One of the seasonal resources that is available is acorns. In early fall, they can be found in great quantities, littering the ground around any Oak tree. Acorns have been collected on a large scale and used as a significant source of food by many indigenous populations.
The problem with acorns is that they contain tannic acid. Different species will have more or less tannic acid. In addition to being dangerous when consumed in large quantities, the tannic acid makes the acorns taste very bitter. Before they can be eaten, the tannic acid has to be removed from the acorns through leaching.
The most basic way in which this can be done is by placing the crushed acorns in running water for a period of a day or more. This is a slow method, and requires the right type of resources. For the modern bushcrafter, who has access to a cooking pot, there is an easier way.
Gather some acorns and remove the caps. Here I used a small amount in order to make it easier to photograph.
Do not gather any acorns which have holes. The hole is a clear indication that a worm has made the inside it’s home.
Crack all the nuts and remove the shells.
The nuts inside the shell will differ in quality. The longer the nut has been on the ground, the more it will shrivel. In some case it may get moldy or become dark. Discard all such nuts. The ones that are just a bit dry are still good to eat. The one of the left here is not.
Place the nuts in a cooking pot and use a stick to crush them. Here I figured I would use my new canteen cup.
Cover the acorns with water and get a fire started. The way I do the actual cooking depends on the type of wood I’m using. Here I was using Oak, which forms nice coals.
In situations like these, I like to let the fire burn down, and cook directly on the coals.
Bring the water to a boil and let it boil for about 10 minutes. Remove the water, and replace it with fresh water. Put the pot back on the fire, and repeat the procedure several times.

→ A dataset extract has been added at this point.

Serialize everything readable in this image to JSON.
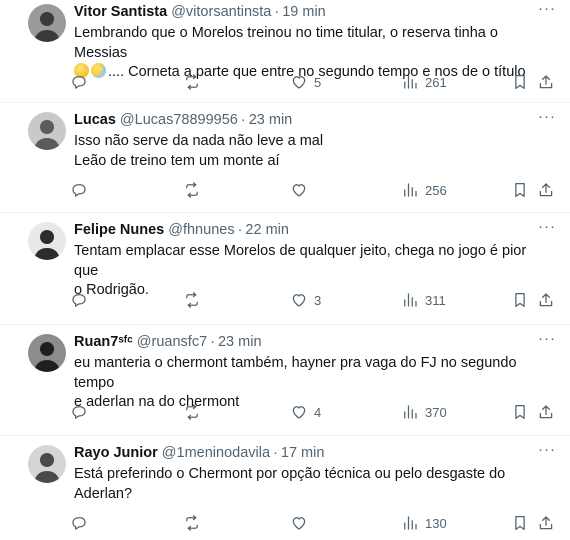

The amount of times you will have to do it depends on the type of acorns you are using. The more tannic acid they contain, the longer it will take. You know they are done when they stop tasking bitter.